-- RECORD EXCERPTS follows --

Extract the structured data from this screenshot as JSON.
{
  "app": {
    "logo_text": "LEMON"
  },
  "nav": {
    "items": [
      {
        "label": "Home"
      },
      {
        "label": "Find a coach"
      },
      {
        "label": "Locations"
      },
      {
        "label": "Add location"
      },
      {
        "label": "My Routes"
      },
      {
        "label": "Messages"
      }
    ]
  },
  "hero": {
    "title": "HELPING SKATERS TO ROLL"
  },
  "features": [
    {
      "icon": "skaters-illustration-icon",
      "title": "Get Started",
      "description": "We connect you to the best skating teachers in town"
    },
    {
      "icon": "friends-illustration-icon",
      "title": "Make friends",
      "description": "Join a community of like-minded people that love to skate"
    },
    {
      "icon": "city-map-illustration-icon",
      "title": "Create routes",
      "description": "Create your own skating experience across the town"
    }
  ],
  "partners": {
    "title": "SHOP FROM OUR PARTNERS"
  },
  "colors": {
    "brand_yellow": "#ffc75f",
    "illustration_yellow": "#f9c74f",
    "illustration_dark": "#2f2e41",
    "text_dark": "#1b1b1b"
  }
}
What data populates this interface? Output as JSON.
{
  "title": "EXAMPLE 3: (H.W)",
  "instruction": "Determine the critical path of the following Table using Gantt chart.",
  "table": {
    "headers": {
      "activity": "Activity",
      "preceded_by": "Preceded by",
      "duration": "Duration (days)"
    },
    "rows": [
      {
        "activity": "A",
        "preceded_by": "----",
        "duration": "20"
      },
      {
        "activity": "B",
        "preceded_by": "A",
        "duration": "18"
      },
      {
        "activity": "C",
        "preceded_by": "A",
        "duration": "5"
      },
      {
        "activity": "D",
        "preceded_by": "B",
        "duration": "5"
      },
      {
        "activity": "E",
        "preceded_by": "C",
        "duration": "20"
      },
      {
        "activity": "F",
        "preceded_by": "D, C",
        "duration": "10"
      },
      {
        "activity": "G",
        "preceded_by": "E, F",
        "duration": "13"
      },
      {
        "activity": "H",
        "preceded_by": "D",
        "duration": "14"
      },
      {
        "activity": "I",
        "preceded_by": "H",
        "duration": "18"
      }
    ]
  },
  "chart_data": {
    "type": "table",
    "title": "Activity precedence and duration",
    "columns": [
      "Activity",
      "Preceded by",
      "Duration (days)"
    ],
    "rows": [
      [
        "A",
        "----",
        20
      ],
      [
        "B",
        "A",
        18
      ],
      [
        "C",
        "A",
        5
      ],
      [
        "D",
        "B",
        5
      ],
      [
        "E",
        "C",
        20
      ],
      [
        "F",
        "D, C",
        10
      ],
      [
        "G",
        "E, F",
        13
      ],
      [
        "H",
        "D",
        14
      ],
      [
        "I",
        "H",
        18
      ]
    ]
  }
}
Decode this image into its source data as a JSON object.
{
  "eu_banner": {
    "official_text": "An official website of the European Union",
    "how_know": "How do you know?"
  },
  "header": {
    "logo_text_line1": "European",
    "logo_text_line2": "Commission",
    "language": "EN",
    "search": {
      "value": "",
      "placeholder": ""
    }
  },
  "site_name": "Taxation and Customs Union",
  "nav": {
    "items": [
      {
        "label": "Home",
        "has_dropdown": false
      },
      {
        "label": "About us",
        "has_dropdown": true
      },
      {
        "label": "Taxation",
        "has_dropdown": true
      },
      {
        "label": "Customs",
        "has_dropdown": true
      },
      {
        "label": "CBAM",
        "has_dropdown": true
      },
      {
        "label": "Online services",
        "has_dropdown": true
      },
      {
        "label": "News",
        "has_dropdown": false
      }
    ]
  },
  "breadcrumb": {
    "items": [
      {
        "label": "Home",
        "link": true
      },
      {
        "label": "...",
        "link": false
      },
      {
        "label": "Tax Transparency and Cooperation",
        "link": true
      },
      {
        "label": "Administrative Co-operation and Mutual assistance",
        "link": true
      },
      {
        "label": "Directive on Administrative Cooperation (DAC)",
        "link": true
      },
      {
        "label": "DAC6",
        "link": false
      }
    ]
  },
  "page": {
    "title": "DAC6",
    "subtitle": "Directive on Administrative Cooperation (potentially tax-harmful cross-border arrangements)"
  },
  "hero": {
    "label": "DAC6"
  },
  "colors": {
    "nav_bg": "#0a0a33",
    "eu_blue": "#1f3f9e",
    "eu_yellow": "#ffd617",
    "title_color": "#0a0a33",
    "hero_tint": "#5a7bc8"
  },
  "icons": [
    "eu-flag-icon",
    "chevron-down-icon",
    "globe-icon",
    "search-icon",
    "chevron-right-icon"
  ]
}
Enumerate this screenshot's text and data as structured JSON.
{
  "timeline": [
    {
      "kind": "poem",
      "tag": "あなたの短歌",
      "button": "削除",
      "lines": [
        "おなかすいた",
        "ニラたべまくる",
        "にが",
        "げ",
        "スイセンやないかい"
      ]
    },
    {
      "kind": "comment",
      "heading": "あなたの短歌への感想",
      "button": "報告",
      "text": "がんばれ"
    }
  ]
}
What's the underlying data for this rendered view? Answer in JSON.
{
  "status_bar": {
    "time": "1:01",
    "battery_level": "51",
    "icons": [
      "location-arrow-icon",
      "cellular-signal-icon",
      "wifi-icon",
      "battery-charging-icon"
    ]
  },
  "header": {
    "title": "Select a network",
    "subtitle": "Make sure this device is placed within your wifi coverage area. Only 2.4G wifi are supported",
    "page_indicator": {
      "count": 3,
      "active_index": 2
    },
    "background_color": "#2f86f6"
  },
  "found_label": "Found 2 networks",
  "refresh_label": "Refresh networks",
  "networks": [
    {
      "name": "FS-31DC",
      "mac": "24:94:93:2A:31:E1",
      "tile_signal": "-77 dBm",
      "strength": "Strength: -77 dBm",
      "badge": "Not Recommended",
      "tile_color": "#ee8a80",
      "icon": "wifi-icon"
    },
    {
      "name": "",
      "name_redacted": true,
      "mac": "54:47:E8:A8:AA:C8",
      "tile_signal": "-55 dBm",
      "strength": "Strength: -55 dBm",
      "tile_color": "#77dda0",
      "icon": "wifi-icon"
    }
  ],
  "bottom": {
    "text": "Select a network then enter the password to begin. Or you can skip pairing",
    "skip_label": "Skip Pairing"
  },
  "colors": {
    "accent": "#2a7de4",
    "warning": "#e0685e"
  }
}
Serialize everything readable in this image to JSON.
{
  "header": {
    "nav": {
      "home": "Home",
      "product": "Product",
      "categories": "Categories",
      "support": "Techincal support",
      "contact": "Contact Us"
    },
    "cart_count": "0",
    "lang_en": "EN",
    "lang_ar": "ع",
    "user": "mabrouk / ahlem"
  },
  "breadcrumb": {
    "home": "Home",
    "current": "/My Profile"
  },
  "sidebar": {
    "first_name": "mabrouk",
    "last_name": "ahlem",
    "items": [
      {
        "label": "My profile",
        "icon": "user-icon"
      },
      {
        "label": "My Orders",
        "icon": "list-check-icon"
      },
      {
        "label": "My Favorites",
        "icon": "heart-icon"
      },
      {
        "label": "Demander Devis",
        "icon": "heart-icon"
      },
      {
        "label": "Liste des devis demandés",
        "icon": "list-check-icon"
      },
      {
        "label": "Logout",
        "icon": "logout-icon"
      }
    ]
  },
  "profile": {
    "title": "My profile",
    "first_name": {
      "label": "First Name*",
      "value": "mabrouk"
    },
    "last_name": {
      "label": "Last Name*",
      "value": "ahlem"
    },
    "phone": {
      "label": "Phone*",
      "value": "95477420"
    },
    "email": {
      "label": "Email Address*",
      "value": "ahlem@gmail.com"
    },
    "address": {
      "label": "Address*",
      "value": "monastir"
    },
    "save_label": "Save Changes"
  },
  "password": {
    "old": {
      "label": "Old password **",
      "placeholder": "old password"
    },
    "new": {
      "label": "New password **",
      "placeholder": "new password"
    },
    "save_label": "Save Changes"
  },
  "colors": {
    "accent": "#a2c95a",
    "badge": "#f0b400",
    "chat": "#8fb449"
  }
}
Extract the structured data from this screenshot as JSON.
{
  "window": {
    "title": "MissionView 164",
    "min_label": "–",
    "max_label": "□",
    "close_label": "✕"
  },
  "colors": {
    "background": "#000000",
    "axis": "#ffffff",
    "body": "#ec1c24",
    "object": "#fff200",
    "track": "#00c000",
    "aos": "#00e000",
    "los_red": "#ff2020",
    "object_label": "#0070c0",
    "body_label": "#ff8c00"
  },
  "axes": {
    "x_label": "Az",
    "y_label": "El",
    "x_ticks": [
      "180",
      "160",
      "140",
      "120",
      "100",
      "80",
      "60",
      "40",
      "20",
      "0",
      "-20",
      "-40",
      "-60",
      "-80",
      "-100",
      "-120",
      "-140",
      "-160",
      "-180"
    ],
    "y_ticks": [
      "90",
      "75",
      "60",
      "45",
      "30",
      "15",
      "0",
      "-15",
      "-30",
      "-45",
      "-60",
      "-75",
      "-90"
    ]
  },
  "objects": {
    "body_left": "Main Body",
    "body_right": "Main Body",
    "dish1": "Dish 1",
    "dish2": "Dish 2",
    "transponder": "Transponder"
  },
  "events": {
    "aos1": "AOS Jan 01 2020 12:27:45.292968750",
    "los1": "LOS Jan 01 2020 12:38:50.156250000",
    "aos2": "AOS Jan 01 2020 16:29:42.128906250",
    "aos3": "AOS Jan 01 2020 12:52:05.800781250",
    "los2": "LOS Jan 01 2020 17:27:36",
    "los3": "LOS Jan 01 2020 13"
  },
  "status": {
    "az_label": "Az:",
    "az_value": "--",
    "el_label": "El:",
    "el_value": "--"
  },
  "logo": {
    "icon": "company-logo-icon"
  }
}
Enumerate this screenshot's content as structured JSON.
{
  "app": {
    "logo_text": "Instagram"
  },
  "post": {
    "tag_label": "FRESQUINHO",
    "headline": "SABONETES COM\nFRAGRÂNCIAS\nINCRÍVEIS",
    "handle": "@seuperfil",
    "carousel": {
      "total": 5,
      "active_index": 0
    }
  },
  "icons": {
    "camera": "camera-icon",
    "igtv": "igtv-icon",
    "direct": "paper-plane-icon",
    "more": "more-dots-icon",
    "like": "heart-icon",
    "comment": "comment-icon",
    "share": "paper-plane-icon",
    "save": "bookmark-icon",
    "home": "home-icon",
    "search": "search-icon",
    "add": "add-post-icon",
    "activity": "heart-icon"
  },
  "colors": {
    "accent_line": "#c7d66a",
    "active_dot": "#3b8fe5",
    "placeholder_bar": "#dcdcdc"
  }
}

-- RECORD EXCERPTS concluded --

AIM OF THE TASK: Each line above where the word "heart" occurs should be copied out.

RESULT FOR THIS EXERCISE:
        "icon": "heart-icon"
        "icon": "heart-icon"
    "like": "heart-icon",
    "activity": "heart-icon"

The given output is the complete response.